Land surveying is fascinating. The strategy used aim to determine which section of land is owned by whom, hopefully ending arguments for good.
To put it briefly, surveying is really a process using mathematical methods for survey land.
The 1st accounts of surveying land extends back to ancient Egypt. Experts have discovered evidences that the ancient Egyptians used basic geometry to redraw the lines of boundary when the Nile River overflowed. An Egyptian land register going back 3000 BC was found.
Following the Egyptians, the Romans – also the most powerful civilizations within the ancient world – practiced land surveying. They took it a pace further and made “land surveyor” an official position inside the Empire. These folks called agrimensores, often called Corpus Agrimensorum Romanorum. Despite the fact that used rather simple tools, these people were very thorough with their jobs and would create straight lines and proper angles with the use of these tools. As soon as the lines were measured, they’d create shallow ditches to mark the lines. Actually, much of the furrows they made continue to exist today.
One of several recorded land surveying of the “modern” times belongs to William the Conqueror who wrote the Domesday Book in 1086. This book is really a menu of names of land owners, the number of land they owned as well as other information about the land. While it was a substantial volume of information during this period, the pieces of information weren’t 100% correct. The locations just weren’t accurate and the maps were not made to scale.

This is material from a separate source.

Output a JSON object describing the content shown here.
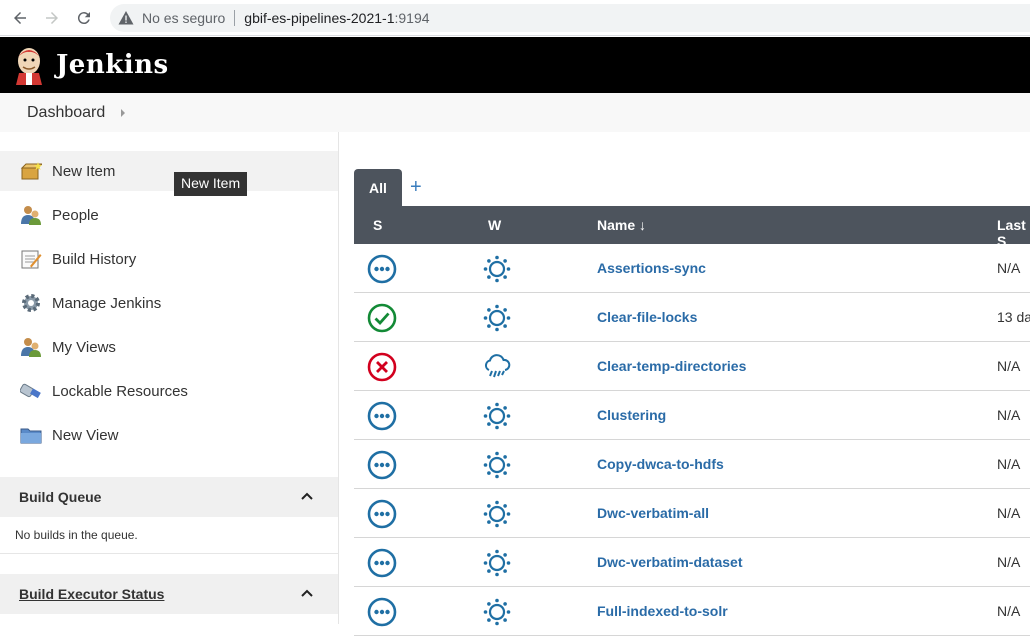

Among history’s greatest icons have also been an ardent surveyor – Napoleon Bonaparte. The interest in surveying land was really just a product of his wish to conquer the earth. Napoleon Bonaparte founded a registry referred to as cadastre. This includes a registry of properties of a county, ownership details, locations and as much information concerning the land’s value. Yes, Napoleon Bonaparte can be regarded as a land surveyor – plus a very smart man.
The strategies put to use in land surveying also have evolved over the centuries, over time. Long ago, people would use whatever could help them determine the space from one point to another. This implies using chains with links and even ropes. Not surprisingly, this didn’t give accurate results but they did not have the technology we now have back then.
Today, land surveyors possess the best technologies to assist them with their job. There is GPS, or Global Positioning System, which is quite possibly the most accurate technologies available today. Total stations are also crucial to a land surveyor, which employs the utilization of an EDM or Electronic Distance Measurement device together with a theodolite which enables for further precise angle and distance measurements.